**Work instructions:**
Make an exact copy of the lines below.

(Materials provided)

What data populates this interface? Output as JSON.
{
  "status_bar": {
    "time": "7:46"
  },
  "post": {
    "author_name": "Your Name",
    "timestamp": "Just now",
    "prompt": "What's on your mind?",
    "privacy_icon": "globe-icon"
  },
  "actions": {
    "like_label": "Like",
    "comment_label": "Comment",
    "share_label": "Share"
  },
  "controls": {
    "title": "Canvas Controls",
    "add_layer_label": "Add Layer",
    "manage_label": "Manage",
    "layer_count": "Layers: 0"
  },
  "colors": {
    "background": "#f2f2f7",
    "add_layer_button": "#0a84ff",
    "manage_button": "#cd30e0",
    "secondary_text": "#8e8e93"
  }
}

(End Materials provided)

**Worked solution:**
What data populates this interface? Output as JSON.
{
  "status_bar": {
    "time": "7:46"
  },
  "post": {
    "author_name": "Your Name",
    "timestamp": "Just now",
    "prompt": "What's on your mind?",
    "privacy_icon": "globe-icon"
  },
  "actions": {
    "like_label": "Like",
    "comment_label": "Comment",
    "share_label": "Share"
  },
  "controls": {
    "title": "Canvas Controls",
    "add_layer_label": "Add Layer",
    "manage_label": "Manage",
    "layer_count": "Layers: 0"
  },
  "colors": {
    "background": "#f2f2f7",
    "add_layer_button": "#0a84ff",
    "manage_button": "#cd30e0",
    "secondary_text": "#8e8e93"
  }
}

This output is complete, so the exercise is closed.